Eighty Holstein cows (first, second, or third lactation) were used to evaluate the efficacy of a prolonged-release formulation for sometribove (n-methionyl bovine somatotropin). Cows were fed ad libitum a complete mixed diet and milked twice daily. Cows were allocated randomly by parity to two treatment groups receiving 500 mg sometribove in a prolonged release formulation or excipient at 14-d intervals starting at 60 ± 3 d postpartum and continuing for 36 wk. Treatment with sometribove increased FCM yield to a similar extent (11.4%, +3.1 kg/d) in primiparous and multiparous animals. Milk content of lactose, fat, ash, and Ca was not affected, but protein and phosphorous were slightly greater (<5%) in milk from sometribove-treated cows. Within a 14-d injection interval, animals treated with sometribove displayed a cyclic pattern in milk yield, but a similar pattern was not evident in feed intake. Protein and fat percentages in milk were higher the 2nd wk of the injection cycle (6 and 4%, respectively) and this difference appears unrelated to nutrient balance. Over the treatment period (252 d), sometribove-treated animals increased voluntary feed intake to a sufficient extent so that body weight gains, net energy balance, and body condition scores did not differ between treatment groups. Gross lactational efficiency (milk per unit of feed) was improved in sometribove-treated cows, and no adverse health effects were observed. Results demonstrate that bovine somatotropin administered by a prolonged-release formulation is effective in improving milk yield and productive efficiency.
Bibliographical noteFunding Information:

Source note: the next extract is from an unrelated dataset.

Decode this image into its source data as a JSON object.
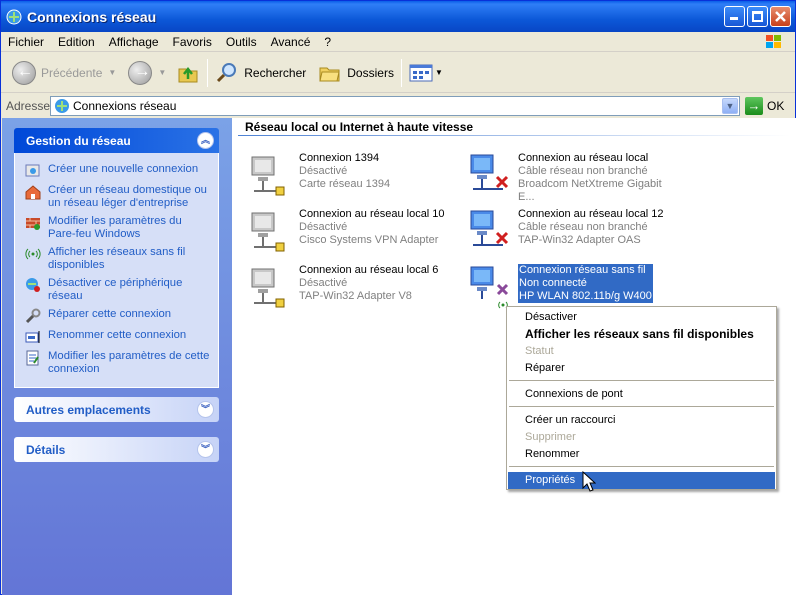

Received August 31, 1988. Accepted October 31, 1988. x Support in part by Cornell University Agricultural Experiment Station, USDA (Hatch 127-447), and Monsanto Agricultural Company. 2 Authors gratefully acknowledge the assistance of staff at the Cornell University Dairy Teaching and Research Unit and Monsanto Company. 3M onsanto Company. 4P resent address: 130 Haecker Hall, Department of Animal Science, University of Minnesota, St. Paul, MN 55108.